THE TASK: Once the pictures are removed, return each record below exactly as written.
***** AVAILABLE DATA
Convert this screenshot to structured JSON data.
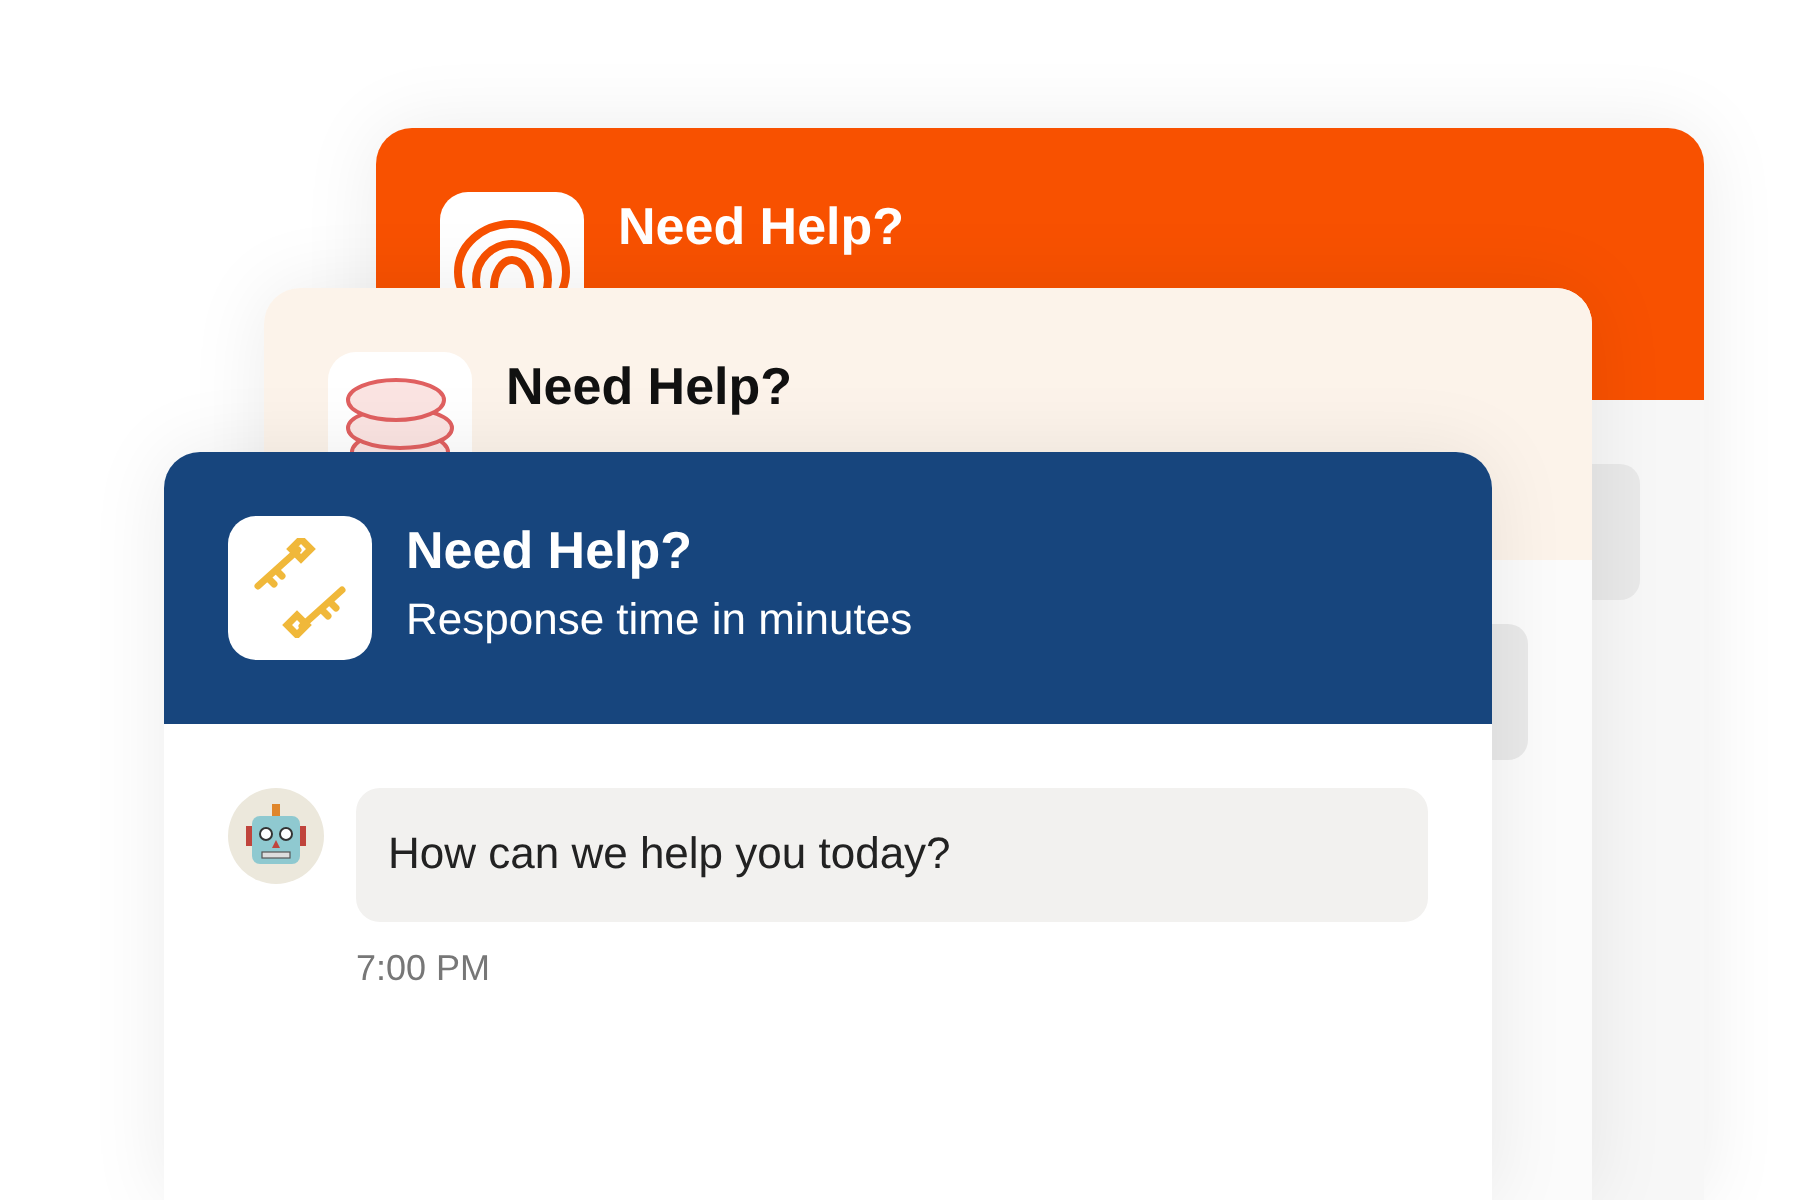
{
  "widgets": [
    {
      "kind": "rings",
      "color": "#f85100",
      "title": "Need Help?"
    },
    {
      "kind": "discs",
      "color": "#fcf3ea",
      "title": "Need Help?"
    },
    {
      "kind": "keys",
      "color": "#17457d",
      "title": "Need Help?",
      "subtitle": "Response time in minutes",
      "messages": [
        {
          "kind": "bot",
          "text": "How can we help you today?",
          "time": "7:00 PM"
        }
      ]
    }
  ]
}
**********
RESULT FOR THIS EXERCISE:
Convert this screenshot to structured JSON data.
{
  "widgets": [
    {
      "kind": "rings",
      "color": "#f85100",
      "title": "Need Help?"
    },
    {
      "kind": "discs",
      "color": "#fcf3ea",
      "title": "Need Help?"
    },
    {
      "kind": "keys",
      "color": "#17457d",
      "title": "Need Help?",
      "subtitle": "Response time in minutes",
      "messages": [
        {
          "kind": "bot",
          "text": "How can we help you today?",
          "time": "7:00 PM"
        }
      ]
    }
  ]
}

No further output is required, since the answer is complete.